Journal Contribution - Journal Article
PURPOSE: Response to cardiac resynchronization therapy (CRT) is reduced in patients with high left ventricular (LV) scar burden, in particular when scar is located in the LV lateral wall or septum. Late gadolinium enhancement (LGE) cardiac magnetic resonance (CMR) can identity scar, but is not feasible in all patients. This study investigates if myocardial metabolism by 18F-fluorodeoxyglucose positron emission tomography (FDG-PET) and contractile function by echocardiographic strain are alternatives to LGE-CMR. METHODS: In a prospective multicenter study, 132 CRT candidates (91% with left bundle branch block) were studied by speckle tracking strain echocardiography, and 53 of these by FDG-PET. Regional myocardial FDG metabolism and peak systolic strain were compared to LGE-CMR as reference method. RESULTS: Reduced FDG metabolism (<70% relative) precisely identified transmural scars (≥50% of myocardial volume) in the LV lateral wall, with area under the curve (AUC) 0.96 (95% confidence interval (CI) 0.90-1.00). Reduced contractile function by strain identified transmural scars in the LV lateral wall with only moderate accuracy (AUC = 0.77, CI 0.71-0.84). However, absolute peak systolic strain >10% could rule out transmural scar with high sensitivity (80%) and high negative predictive value (96%). Neither FDG-PET nor strain identified septal scars (for both, AUC < 0.80). CONCLUSIONS: In CRT candidates, FDG-PET is an excellent alternative to LGE-CMR to identify scar in the LV lateral wall. Furthermore, preserved strain in the LV lateral wall has good accuracy to rule out transmural scar. None of the modalities can identify septal scar. CLINICAL TRIAL REGISTRATION: The present study is part of the clinical study "Contractile Reserve in Dyssynchrony: A Novel Principle to Identify Candidates for Cardiac Resynchronization Therapy (CRID-CRT)", which was registered at clinicaltrials.gov (identifier NCT02525185).

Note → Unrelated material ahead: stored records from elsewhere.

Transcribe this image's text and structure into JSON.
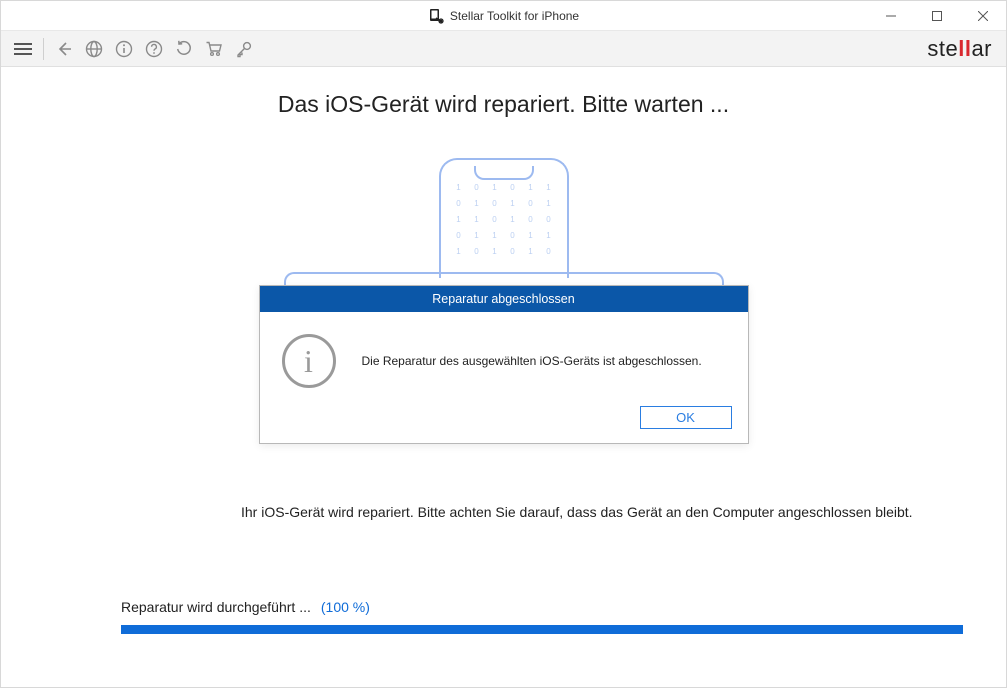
{
  "window": {
    "title": "Stellar Toolkit for iPhone"
  },
  "brand": {
    "pre": "ste",
    "accent": "ll",
    "post": "ar"
  },
  "main": {
    "heading": "Das iOS-Gerät wird repariert. Bitte warten ...",
    "info_text": "Ihr iOS-Gerät wird repariert. Bitte achten Sie darauf, dass das Gerät an den Computer angeschlossen bleibt."
  },
  "progress": {
    "label": "Reparatur wird durchgeführt ...",
    "percent_text": "(100 %)",
    "percent_value": 100
  },
  "dialog": {
    "title": "Reparatur abgeschlossen",
    "message": "Die Reparatur des ausgewählten iOS-Geräts ist abgeschlossen.",
    "ok": "OK"
  }
}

Journal: International Journal of Cardiology
Pages: 122 - 129